Edouard Vuillard Galleries
Jean-Edouard Vuillard, the son of a retired captain, spent his youth at Cuiseaux (Saone-et-Loire); in 1878 his family moved to Paris in modest circumstances. After his father\'s death, in 1884, Vuillard received a scholarship to continue his education. In the Lycee Condorcet Vuillard met Ker Xavier Roussel (also a future painter and Vuillard\'s future brother in law), Maurice Denis, musician Pierre Hermant, writer Pierre Veber and Lugne-Poe. On Roussel\'s advice he refused a military career and entered the Ecole des Beaux-Arts, where he met Pierre Bonnard.
In 1885, Vuillard left the Lycee Condorcet and joined his closest friend Roussel at the studio of painter Diogene Maillart. There, Roussel and Vuillard received the rudiments of artistic training. Related Paintings of Edouard Vuillard :. | The woman standing in the living room | Mary black countess | The table Louis | Amy doctors | Jeanne Lanvin |
Related Artists:Muhammadi of Herat
the period of 1465-1535
Jan Jansz. Treck
(1606, Amsterdam, 25 September 1652 ) was a still-life painter during the Dutch Golden Age. Treck used economy in the number of his objects.
In 1623 Treck was trained for half a year by Jan den Uyl, who had married his sister Geertruid in 1619. His style also shows influence by Pieter Claesz and Willem Heda. In 1643 and 1644 Treck was trained by Abraham Jansz for 4 guilders a week, but forgot to pay for his apprenticeship. He also had to pay for a window that was made to get more light, while working.
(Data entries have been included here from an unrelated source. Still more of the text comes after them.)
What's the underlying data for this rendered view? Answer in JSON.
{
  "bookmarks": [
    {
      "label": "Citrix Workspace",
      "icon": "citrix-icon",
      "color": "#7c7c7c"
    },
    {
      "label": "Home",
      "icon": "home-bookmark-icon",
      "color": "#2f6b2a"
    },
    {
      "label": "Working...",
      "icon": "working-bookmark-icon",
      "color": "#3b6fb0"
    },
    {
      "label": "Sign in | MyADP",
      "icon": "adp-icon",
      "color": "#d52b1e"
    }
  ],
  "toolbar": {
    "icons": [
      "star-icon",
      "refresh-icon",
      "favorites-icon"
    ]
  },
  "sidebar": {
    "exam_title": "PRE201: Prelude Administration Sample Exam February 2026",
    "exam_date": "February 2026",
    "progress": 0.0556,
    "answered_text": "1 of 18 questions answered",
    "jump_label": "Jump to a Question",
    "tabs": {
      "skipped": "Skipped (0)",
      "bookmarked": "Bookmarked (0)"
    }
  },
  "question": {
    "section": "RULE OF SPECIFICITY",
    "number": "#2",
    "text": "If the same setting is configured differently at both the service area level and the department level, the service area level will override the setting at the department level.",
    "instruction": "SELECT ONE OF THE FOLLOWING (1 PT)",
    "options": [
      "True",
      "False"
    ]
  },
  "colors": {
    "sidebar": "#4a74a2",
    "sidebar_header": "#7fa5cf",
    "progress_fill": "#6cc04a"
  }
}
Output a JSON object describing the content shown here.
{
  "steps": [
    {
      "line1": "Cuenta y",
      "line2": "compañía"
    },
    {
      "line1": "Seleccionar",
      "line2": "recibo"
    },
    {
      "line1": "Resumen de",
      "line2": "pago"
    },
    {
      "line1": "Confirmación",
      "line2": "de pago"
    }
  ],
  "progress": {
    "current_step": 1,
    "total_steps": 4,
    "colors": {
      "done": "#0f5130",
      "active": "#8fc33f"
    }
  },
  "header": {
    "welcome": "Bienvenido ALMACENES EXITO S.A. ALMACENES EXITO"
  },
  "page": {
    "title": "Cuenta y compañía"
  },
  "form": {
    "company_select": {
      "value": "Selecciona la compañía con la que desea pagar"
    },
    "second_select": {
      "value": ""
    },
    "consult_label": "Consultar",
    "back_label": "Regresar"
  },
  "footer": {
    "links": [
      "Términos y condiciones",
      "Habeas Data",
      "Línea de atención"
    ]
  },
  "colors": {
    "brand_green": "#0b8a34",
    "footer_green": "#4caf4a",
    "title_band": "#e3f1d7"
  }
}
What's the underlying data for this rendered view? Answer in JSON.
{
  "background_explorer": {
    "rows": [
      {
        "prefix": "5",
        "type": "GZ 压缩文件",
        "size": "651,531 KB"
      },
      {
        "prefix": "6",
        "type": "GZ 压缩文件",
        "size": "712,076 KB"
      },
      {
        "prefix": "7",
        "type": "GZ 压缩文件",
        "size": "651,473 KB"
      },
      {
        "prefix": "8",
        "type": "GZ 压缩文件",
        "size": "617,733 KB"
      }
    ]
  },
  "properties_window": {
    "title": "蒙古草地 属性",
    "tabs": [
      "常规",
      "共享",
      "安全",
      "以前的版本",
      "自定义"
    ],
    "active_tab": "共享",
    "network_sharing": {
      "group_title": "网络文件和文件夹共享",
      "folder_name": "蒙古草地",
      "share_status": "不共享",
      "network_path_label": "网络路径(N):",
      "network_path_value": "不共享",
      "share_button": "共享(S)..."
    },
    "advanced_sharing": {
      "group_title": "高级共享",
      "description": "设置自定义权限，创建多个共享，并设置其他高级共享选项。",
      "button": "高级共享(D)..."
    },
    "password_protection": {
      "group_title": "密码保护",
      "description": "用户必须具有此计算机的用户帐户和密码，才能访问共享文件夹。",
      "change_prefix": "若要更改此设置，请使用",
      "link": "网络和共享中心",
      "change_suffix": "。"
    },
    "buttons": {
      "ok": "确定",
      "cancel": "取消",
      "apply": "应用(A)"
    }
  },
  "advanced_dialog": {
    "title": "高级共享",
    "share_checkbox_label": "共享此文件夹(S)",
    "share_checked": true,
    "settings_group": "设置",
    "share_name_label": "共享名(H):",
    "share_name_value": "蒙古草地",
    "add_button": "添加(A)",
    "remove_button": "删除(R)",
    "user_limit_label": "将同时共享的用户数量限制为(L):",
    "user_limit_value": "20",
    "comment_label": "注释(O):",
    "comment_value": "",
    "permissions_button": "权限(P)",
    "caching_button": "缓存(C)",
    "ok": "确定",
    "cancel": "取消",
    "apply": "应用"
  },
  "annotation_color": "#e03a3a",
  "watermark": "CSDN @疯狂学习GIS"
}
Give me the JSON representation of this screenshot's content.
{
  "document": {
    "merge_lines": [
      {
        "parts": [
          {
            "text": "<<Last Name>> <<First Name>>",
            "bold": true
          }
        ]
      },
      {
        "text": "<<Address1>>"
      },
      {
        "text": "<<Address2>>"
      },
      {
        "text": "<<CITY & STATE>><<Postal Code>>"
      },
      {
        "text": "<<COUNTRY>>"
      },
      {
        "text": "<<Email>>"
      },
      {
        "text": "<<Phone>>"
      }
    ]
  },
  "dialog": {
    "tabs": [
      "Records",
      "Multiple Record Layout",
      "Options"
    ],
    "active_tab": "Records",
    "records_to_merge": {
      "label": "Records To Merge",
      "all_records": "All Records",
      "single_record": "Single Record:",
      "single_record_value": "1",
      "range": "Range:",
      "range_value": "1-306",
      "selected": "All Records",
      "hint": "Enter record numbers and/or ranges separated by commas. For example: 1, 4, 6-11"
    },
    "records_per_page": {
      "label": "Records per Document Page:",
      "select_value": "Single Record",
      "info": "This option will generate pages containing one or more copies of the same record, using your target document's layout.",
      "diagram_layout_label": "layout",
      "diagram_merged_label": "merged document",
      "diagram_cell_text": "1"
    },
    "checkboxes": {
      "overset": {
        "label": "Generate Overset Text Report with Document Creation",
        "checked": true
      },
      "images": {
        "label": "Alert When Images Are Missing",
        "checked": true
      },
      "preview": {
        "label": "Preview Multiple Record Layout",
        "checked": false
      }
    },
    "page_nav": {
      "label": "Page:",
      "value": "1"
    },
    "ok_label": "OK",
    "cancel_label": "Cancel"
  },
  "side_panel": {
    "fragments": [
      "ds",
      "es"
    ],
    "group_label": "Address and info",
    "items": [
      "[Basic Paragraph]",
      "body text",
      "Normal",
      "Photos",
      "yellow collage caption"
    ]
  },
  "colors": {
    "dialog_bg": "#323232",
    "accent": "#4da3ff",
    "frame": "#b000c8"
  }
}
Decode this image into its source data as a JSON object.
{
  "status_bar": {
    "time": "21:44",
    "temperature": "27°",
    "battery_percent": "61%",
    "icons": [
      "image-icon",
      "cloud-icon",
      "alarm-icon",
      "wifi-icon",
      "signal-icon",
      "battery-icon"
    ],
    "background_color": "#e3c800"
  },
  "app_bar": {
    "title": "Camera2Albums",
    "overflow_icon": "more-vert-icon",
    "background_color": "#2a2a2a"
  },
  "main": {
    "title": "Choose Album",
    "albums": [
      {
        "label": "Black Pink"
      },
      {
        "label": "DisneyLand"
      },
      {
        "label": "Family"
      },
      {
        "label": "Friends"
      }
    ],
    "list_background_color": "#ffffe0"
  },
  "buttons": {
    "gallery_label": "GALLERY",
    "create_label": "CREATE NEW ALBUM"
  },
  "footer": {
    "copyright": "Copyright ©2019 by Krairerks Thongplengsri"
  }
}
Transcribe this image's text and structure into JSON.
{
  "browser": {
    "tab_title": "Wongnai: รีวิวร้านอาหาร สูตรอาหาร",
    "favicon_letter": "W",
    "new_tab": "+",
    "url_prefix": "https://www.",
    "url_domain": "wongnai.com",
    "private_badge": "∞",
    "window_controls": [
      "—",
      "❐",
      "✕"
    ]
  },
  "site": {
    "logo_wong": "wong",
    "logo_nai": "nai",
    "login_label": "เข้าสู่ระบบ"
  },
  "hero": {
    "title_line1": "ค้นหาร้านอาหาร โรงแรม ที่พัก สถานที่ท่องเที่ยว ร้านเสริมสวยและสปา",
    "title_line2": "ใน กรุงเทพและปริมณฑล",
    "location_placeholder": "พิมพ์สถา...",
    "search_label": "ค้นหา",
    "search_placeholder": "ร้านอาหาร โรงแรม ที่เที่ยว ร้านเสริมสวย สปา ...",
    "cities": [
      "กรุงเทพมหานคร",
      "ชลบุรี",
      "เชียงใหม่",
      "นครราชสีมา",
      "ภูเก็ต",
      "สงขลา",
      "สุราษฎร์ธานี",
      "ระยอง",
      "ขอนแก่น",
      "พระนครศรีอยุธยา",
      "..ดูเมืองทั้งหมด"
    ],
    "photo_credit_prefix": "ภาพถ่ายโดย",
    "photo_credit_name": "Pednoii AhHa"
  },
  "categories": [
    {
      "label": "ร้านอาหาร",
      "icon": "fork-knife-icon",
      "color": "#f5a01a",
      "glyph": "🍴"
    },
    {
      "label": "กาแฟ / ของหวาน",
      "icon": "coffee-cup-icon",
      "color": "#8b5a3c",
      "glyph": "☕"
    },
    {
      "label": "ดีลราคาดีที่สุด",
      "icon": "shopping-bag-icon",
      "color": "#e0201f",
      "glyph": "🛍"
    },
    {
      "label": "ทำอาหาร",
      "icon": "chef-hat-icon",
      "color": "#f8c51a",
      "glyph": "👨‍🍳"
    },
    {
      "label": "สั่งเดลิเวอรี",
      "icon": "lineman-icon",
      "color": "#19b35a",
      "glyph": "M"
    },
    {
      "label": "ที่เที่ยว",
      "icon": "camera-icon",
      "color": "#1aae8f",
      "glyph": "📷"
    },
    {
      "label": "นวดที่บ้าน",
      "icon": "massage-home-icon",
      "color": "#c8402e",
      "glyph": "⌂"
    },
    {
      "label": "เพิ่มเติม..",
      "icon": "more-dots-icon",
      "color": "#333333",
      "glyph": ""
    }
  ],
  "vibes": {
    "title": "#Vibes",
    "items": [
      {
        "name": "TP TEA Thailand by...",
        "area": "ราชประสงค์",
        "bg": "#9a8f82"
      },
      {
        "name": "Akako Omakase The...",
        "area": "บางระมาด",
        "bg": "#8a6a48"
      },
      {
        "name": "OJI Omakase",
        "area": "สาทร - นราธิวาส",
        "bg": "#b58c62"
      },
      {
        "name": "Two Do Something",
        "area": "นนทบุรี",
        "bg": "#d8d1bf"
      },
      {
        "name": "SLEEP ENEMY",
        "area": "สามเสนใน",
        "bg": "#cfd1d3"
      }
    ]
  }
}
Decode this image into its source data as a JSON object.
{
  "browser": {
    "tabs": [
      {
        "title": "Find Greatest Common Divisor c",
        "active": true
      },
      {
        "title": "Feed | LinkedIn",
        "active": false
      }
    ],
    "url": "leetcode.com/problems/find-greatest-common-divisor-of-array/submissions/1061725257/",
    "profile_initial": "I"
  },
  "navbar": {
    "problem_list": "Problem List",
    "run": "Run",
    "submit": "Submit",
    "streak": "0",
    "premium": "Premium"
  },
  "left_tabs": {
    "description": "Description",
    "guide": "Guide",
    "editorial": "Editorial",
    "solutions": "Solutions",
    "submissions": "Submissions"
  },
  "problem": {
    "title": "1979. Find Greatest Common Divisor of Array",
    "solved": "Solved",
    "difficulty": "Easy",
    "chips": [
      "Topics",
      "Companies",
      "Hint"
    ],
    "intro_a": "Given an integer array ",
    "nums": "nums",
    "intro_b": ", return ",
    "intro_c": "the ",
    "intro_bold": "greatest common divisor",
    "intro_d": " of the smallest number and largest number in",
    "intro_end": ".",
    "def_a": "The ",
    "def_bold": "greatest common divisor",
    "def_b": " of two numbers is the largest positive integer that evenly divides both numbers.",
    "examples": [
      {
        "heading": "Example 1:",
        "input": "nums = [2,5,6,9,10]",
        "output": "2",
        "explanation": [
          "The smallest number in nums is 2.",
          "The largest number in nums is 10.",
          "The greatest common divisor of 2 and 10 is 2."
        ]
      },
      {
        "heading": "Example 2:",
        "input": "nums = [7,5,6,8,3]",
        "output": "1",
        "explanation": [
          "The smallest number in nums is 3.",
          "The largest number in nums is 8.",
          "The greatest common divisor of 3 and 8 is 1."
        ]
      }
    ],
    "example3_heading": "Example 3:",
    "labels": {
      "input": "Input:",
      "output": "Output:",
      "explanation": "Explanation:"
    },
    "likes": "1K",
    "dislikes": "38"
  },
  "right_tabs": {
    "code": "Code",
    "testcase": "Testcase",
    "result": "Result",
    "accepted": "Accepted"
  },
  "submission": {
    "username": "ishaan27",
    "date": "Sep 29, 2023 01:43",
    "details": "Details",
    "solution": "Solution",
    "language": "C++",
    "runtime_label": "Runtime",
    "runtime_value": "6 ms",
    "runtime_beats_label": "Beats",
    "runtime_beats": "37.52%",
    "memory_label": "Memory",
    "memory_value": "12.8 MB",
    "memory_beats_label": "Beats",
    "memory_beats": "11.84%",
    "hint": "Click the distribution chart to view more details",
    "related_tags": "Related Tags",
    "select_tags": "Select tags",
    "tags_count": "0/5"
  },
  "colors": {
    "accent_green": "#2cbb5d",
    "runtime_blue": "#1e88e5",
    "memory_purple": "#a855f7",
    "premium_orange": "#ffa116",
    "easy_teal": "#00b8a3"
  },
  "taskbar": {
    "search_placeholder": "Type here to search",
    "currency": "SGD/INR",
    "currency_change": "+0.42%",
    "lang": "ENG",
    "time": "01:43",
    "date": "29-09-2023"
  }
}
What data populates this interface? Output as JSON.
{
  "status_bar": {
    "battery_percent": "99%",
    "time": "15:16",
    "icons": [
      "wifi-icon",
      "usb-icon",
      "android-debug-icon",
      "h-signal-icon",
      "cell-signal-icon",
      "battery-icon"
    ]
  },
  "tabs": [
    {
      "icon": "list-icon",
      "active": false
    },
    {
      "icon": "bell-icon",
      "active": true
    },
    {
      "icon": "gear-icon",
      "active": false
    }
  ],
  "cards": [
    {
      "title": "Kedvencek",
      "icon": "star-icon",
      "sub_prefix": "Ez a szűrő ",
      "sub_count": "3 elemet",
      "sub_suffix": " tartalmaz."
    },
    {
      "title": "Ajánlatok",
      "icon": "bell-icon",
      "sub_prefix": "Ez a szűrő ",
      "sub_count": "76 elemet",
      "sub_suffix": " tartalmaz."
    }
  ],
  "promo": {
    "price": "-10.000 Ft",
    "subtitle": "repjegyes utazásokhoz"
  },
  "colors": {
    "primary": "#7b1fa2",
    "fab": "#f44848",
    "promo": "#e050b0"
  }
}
His earliest known signed and dated work is from 1641, after the death of Den Uyl. A work has surfaced with both signatures, implying that Treck perhaps finished Den Uyl's paintings after his death. Treck also had helped his brother-in-law to sell his house (on Singel) in 1639. After the death of his friend Abraham, Treck bought his equipment, paint and easel. In 1640 he supplied the art dealer Hendrick Uylenburgh with money.
After Treck's death his brother, sister and his niece and nephews inherited a small house in an alley from Singel to Spuistraat, furniture, clothes, stocks, coins, jewelry, prints and paintings. In 1661 Simon Luttichuys was asked to repaint a vanitas done by Treck.
Treck influenced Pieter van Anraedt and Willem Kalf.Friedrich Hagedorn
(23 April 1708 - 28 October 1754), German poet, was born at Hamburg, where his father, a man of scientific and literary taste, was Danish minister.
He was educated at the gymnasium of Hamburg, and later (1726) became a student of law at Jena. Returning to Hamburg in 1729, he obtained the appointment of unpaid private secretary to the Danish ambassador in London, where he lived till 1731. Hagedorn's return to Hamburg was followed by a period of great poverty and hardship, but in 1733 he was appointed secretary to the so-called "English Court" (Englischer Hof) in Hamburg, a trading company founded in the 13th century. He shortly afterwards married, and from this time had sufficient leisure to pursue his literary occupations till his death.
Hagedorn is the first German poet who bears unmistakable testimony to the nation's recovery from the devastation wrought by the Thirty Years' War. He is eminently a social poet. His light and graceful love-songs and anacreontics, with their undisguised joie de vivre, introduced a new note into the German lyric; his fables and tales in verse are hardly inferior in form and in delicate persiflage to those of his master La Fontaine, and his moralizing poetry re-echoes the philosophy of Horace. He exerted a dominant influence on the German lyric until late in the 18th century.
The first collection of Hagedorn's poems was published at Hamburg shortly after his return from Jena in 1729, under the title Versuch einiger Gedichte (reprinted by A. Sauer, Heilbronn, 1883). In 1738 appeared Versuch in poetischen Fabeln und Erzählungen; in 1742 a collection of his lyric poems, under the title Sammlung neuer Oden und Lieder; and his Moralische Gedichte in 1750. A collection of his entire works was published at Hamburg in 1757 after his death. The best is J.J. Eschenburg's edition (5 vols., Hamburg, 1800). Selections of his poetry with an excellent introduction in F. Muncker's Anakreontiker und preussisch-patriotische Lyriker (Stuttgart, 1894). See also H. Schuster, F. von Hagedorn und seine Bedeutung fer die deutsche Literatur (Leipzig, 1882); W. Eigenbrodt, Hagedorn und die Erzählung in Reimversen (Berlin, 1884).